[Data Boundary: Start]

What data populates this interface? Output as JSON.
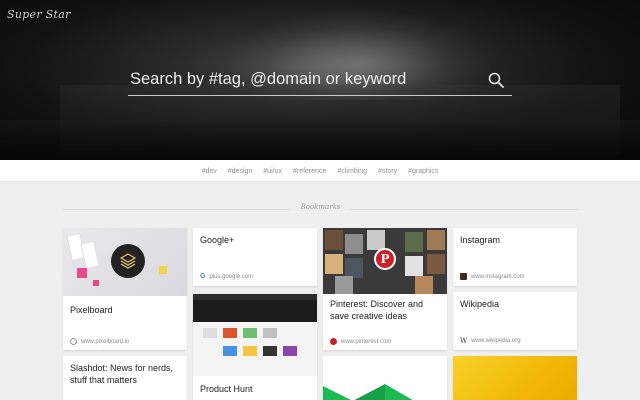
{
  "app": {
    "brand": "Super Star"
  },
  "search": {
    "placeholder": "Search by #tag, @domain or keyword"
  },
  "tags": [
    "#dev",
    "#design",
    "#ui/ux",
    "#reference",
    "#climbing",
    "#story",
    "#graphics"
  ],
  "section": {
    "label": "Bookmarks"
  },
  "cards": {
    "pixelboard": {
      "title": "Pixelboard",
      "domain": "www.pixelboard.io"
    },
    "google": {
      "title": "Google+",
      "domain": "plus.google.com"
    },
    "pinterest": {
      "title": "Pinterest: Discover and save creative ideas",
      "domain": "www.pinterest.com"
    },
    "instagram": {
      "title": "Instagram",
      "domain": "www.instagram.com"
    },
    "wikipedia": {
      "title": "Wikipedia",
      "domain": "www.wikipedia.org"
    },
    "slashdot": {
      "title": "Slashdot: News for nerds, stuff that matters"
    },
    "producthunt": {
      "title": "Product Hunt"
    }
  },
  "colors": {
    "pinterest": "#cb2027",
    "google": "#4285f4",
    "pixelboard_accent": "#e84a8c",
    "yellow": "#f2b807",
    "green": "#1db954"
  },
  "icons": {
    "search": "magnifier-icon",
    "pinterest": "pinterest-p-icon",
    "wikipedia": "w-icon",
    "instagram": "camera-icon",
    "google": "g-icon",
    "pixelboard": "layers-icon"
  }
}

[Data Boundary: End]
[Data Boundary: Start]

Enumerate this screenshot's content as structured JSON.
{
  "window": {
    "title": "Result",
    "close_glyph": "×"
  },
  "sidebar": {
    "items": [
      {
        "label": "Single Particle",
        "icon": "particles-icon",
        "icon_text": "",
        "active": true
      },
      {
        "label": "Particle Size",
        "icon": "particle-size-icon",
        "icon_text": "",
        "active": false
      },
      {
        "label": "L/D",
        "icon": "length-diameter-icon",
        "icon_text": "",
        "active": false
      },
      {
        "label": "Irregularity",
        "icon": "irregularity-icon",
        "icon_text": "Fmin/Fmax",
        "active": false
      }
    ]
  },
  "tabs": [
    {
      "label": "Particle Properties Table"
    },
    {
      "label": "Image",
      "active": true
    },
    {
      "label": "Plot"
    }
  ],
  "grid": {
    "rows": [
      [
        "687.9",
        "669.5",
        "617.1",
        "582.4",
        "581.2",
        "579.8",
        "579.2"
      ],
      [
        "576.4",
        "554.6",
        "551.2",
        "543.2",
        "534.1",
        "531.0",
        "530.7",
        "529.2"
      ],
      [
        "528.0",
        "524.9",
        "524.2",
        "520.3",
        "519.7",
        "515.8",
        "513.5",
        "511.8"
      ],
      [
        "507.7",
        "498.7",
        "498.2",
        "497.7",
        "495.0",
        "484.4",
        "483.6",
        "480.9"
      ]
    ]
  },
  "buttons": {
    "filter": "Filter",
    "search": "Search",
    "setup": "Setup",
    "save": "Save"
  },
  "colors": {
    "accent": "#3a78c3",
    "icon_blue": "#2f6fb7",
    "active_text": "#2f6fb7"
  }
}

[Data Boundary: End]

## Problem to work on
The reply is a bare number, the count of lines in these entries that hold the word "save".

## Exercise solution
2